Testing of Samsung's 950 Pro revealed some curiosities. Nevetheless, even when showing symptoms of possible thermal throttling, the 512GB sustained respectable performance and in tests that were representative of interactive use it performed extremely well. Users waiting on a full range of Skylake systems to come to the market may need a PCIe to M.2 adapter in order to put the drive in a slot that provides four lanes at PCIe 3.0 speed, but with the added benefit that such adapters can be bought with heatsinks to reduce the chance of triggering thermal throttling.
It's hard to judge pricing when there are limited options in this market segment. The Intel SSD 750 clearly needs to come down in price to be completely sidelined by the 950 Pro. Comparing against SATA drives, the 950 Pro's impressively high scores seem to make a good case for its price premium, but consider how often a particular use case will actually be able to take advantage of the peak speeds offered, which makes the 950 Pro a more prosumer oriented product. The 950 Pro isn't for everyone, and if cost is a sensitive issue then the 950 Pro should be weighed against Samsung's other offerings.
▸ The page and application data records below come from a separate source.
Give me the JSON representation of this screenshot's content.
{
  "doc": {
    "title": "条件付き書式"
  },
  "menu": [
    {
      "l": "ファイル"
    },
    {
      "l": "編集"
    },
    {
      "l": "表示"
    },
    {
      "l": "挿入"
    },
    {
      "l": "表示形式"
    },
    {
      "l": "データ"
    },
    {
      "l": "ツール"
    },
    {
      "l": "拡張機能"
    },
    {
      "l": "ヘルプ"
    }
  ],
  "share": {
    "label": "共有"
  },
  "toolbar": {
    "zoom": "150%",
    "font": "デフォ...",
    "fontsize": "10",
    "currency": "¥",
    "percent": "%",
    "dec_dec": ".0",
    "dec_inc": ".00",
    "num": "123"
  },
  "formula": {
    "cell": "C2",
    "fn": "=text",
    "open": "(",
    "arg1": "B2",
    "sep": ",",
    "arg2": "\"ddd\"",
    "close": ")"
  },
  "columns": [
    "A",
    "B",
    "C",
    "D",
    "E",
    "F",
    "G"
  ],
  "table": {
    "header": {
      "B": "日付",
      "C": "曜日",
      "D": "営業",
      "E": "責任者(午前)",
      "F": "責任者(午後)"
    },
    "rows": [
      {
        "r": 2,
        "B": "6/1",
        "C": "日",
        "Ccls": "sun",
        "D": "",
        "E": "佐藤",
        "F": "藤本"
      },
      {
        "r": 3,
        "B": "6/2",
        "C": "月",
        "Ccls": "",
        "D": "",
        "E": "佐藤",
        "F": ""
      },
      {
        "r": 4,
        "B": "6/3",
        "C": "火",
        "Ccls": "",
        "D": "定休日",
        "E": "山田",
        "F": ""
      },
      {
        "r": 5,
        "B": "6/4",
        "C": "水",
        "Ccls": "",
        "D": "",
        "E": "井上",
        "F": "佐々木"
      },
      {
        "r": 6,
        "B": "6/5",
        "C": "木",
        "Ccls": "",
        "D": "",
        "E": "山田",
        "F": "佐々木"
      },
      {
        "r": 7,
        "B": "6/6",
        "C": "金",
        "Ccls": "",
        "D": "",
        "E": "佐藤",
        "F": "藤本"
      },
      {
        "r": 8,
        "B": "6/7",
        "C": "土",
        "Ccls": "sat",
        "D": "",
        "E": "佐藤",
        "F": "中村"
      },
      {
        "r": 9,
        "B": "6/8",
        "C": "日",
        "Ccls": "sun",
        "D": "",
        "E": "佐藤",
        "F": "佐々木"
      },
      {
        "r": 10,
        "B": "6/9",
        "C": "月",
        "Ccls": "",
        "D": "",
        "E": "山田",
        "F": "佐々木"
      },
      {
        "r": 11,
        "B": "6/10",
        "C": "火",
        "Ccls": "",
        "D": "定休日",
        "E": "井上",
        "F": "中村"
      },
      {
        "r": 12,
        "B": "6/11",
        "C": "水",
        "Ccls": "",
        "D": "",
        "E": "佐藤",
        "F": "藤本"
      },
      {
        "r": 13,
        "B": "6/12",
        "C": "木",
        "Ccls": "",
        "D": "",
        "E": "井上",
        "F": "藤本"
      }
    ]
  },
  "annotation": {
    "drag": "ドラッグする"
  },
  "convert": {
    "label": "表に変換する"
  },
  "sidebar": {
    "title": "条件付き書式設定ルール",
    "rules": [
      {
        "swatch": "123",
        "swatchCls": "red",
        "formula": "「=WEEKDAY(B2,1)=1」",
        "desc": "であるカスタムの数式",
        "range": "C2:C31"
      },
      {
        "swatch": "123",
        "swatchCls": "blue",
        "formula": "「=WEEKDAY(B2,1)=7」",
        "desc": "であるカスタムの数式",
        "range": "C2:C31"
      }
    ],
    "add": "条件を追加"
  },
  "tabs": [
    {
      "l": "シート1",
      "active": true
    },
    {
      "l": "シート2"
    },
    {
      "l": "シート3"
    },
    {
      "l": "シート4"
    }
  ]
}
But simply for a top of the line drive, the 950 Pro is priced reasonably for enthusiasts.
As a sign of where the SSD market is going, the 950 Pro clearly shows that SSD performance can be improved. Before too long, "high-end SATA SSD" will be an oxymoron; it's time for the transition to PCIe! The transition to NVMe seems less urgent given what Samsung was able to do with the SM951 and XP941 using AHCI, especially due to compatibility and drivers at this time. The power management issues in particular will need to be taken care of before NVMe moves beyond the enthusiast segment, especially for mobile computing.
The PCIe 3.0 x4 interface certainly gives the drive plenty of headroom. And based on the performance of the 950 Pro, it's doubtful that an M.2 drive will be able to saturate the interface before running in to thermal limits while still remaining in the same form factor. Future drives in this area will probably have to implement aggressive power saving techniques in order to keep average temperatures low enough to accommodate bursts of activity. The 950 Pro and the PCIe ecosystem in general have a lot to improve upon here.
The M.2 form factor is also constraining drive capacities to a degree. The back side of the 950 Pro is empty so a 1TB model should be geometrically possible if not economical, but the extra NAND packages would be even more susceptible to thermal problems. Samsung is instead choosing to wait for their 256Gb third-generation V-NAND before offering a larger model of the 950 Pro.
So far, Intel is the only manufacturer that has produced an enthusiast drive using the U.2 connector to provide PCIe x4 to a 2.5" drives. U.2 support is far less common than M.2, but the next time Samsung wants to introduce a major performance boost, they may go for the 2.5" U.2 option. We have already seen U.2 connectors directly on a pair of ASUS motherboards announced this week, and a number of Skylake consumer motherboards will come with M.2 to U.2 adapters specifically for this purpose.